### Exercise aim:
Write out each record below, word for word.

Entries from a dataset of interfaces
■ ■ ■ ■

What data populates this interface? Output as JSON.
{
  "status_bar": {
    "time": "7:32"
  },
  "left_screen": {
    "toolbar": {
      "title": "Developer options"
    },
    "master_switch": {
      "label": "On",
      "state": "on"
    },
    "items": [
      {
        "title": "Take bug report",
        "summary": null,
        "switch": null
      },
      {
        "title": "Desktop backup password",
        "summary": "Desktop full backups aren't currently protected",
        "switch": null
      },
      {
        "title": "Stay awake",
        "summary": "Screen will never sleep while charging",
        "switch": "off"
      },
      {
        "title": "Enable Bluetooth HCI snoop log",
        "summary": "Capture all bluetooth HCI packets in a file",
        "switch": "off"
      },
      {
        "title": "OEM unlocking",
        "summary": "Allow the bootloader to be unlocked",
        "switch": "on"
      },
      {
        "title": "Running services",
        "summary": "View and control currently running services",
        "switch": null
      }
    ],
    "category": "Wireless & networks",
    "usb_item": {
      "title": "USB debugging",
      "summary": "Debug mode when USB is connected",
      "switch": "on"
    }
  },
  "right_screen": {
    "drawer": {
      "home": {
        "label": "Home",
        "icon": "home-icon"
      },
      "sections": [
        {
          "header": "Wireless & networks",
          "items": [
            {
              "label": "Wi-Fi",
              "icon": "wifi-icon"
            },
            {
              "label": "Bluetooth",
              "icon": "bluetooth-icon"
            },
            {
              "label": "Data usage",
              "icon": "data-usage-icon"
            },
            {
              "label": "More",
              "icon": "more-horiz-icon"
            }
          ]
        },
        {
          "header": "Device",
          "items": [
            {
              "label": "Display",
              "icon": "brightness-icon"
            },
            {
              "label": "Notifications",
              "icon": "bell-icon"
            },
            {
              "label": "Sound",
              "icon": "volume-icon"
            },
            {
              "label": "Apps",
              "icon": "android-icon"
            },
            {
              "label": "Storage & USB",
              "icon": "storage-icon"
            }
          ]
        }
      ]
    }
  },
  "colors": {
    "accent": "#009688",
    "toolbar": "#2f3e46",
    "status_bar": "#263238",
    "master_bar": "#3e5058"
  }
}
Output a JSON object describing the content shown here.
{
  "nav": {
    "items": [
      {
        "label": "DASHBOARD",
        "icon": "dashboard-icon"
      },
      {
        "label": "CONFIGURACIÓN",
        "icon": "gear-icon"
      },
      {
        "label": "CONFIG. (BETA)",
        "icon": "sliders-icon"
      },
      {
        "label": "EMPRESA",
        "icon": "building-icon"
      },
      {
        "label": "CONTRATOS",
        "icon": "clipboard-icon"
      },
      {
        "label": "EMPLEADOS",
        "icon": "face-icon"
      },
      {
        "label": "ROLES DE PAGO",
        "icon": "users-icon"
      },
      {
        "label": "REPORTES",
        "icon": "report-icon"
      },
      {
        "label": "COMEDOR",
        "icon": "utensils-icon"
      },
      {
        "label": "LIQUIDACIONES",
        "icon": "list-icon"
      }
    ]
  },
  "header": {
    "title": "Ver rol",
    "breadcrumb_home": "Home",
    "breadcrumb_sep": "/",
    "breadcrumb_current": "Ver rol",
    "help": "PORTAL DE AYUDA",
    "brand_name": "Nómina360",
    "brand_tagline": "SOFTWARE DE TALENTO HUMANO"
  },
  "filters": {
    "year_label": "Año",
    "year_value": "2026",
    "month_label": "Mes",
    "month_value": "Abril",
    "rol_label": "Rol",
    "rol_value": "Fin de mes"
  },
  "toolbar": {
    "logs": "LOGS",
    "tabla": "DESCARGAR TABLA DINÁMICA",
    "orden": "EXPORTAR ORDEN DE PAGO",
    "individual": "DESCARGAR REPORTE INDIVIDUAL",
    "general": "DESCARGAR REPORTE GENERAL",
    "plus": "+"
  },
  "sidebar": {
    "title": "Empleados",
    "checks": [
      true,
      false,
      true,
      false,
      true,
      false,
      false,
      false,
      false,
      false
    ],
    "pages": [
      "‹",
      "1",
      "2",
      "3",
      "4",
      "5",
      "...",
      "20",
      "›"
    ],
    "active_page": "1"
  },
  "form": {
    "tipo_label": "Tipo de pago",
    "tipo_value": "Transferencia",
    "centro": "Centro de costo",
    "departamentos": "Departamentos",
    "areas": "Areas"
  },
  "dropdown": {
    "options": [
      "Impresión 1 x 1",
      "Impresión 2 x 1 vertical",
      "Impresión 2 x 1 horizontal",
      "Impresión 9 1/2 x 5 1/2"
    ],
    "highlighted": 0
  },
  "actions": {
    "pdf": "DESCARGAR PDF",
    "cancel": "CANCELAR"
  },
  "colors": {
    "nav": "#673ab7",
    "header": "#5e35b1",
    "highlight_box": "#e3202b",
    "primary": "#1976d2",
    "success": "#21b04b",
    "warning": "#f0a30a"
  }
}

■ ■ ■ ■

### Answer to this problem:
What data populates this interface? Output as JSON.
{
  "status_bar": {
    "time": "7:32"
  },
  "left_screen": {
    "toolbar": {
      "title": "Developer options"
    },
    "master_switch": {
      "label": "On",
      "state": "on"
    },
    "items": [
      {
        "title": "Take bug report",
        "summary": null,
        "switch": null
      },
      {
        "title": "Desktop backup password",
        "summary": "Desktop full backups aren't currently protected",
        "switch": null
      },
      {
        "title": "Stay awake",
        "summary": "Screen will never sleep while charging",
        "switch": "off"
      },
      {
        "title": "Enable Bluetooth HCI snoop log",
        "summary": "Capture all bluetooth HCI packets in a file",
        "switch": "off"
      },
      {
        "title": "OEM unlocking",
        "summary": "Allow the bootloader to be unlocked",
        "switch": "on"
      },
      {
        "title": "Running services",
        "summary": "View and control currently running services",
        "switch": null
      }
    ],
    "category": "Wireless & networks",
    "usb_item": {
      "title": "USB debugging",
      "summary": "Debug mode when USB is connected",
      "switch": "on"
    }
  },
  "right_screen": {
    "drawer": {
      "home": {
        "label": "Home",
        "icon": "home-icon"
      },
      "sections": [
        {
          "header": "Wireless & networks",
          "items": [
            {
              "label": "Wi-Fi",
              "icon": "wifi-icon"
            },
            {
              "label": "Bluetooth",
              "icon": "bluetooth-icon"
            },
            {
              "label": "Data usage",
              "icon": "data-usage-icon"
            },
            {
              "label": "More",
              "icon": "more-horiz-icon"
            }
          ]
        },
        {
          "header": "Device",
          "items": [
            {
              "label": "Display",
              "icon": "brightness-icon"
            },
            {
              "label": "Notifications",
              "icon": "bell-icon"
            },
            {
              "label": "Sound",
              "icon": "volume-icon"
            },
            {
              "label": "Apps",
              "icon": "android-icon"
            },
            {
              "label": "Storage & USB",
              "icon": "storage-icon"
            }
          ]
        }
      ]
    }
  },
  "colors": {
    "accent": "#009688",
    "toolbar": "#2f3e46",
    "status_bar": "#263238",
    "master_bar": "#3e5058"
  }
}
Output a JSON object describing the content shown here.
{
  "nav": {
    "items": [
      {
        "label": "DASHBOARD",
        "icon": "dashboard-icon"
      },
      {
        "label": "CONFIGURACIÓN",
        "icon": "gear-icon"
      },
      {
        "label": "CONFIG. (BETA)",
        "icon": "sliders-icon"
      },
      {
        "label": "EMPRESA",
        "icon": "building-icon"
      },
      {
        "label": "CONTRATOS",
        "icon": "clipboard-icon"
      },
      {
        "label": "EMPLEADOS",
        "icon": "face-icon"
      },
      {
        "label": "ROLES DE PAGO",
        "icon": "users-icon"
      },
      {
        "label": "REPORTES",
        "icon": "report-icon"
      },
      {
        "label": "COMEDOR",
        "icon": "utensils-icon"
      },
      {
        "label": "LIQUIDACIONES",
        "icon": "list-icon"
      }
    ]
  },
  "header": {
    "title": "Ver rol",
    "breadcrumb_home": "Home",
    "breadcrumb_sep": "/",
    "breadcrumb_current": "Ver rol",
    "help": "PORTAL DE AYUDA",
    "brand_name": "Nómina360",
    "brand_tagline": "SOFTWARE DE TALENTO HUMANO"
  },
  "filters": {
    "year_label": "Año",
    "year_value": "2026",
    "month_label": "Mes",
    "month_value": "Abril",
    "rol_label": "Rol",
    "rol_value": "Fin de mes"
  },
  "toolbar": {
    "logs": "LOGS",
    "tabla": "DESCARGAR TABLA DINÁMICA",
    "orden": "EXPORTAR ORDEN DE PAGO",
    "individual": "DESCARGAR REPORTE INDIVIDUAL",
    "general": "DESCARGAR REPORTE GENERAL",
    "plus": "+"
  },
  "sidebar": {
    "title": "Empleados",
    "checks": [
      true,
      false,
      true,
      false,
      true,
      false,
      false,
      false,
      false,
      false
    ],
    "pages": [
      "‹",
      "1",
      "2",
      "3",
      "4",
      "5",
      "...",
      "20",
      "›"
    ],
    "active_page": "1"
  },
  "form": {
    "tipo_label": "Tipo de pago",
    "tipo_value": "Transferencia",
    "centro": "Centro de costo",
    "departamentos": "Departamentos",
    "areas": "Areas"
  },
  "dropdown": {
    "options": [
      "Impresión 1 x 1",
      "Impresión 2 x 1 vertical",
      "Impresión 2 x 1 horizontal",
      "Impresión 9 1/2 x 5 1/2"
    ],
    "highlighted": 0
  },
  "actions": {
    "pdf": "DESCARGAR PDF",
    "cancel": "CANCELAR"
  },
  "colors": {
    "nav": "#673ab7",
    "header": "#5e35b1",
    "highlight_box": "#e3202b",
    "primary": "#1976d2",
    "success": "#21b04b",
    "warning": "#f0a30a"
  }
}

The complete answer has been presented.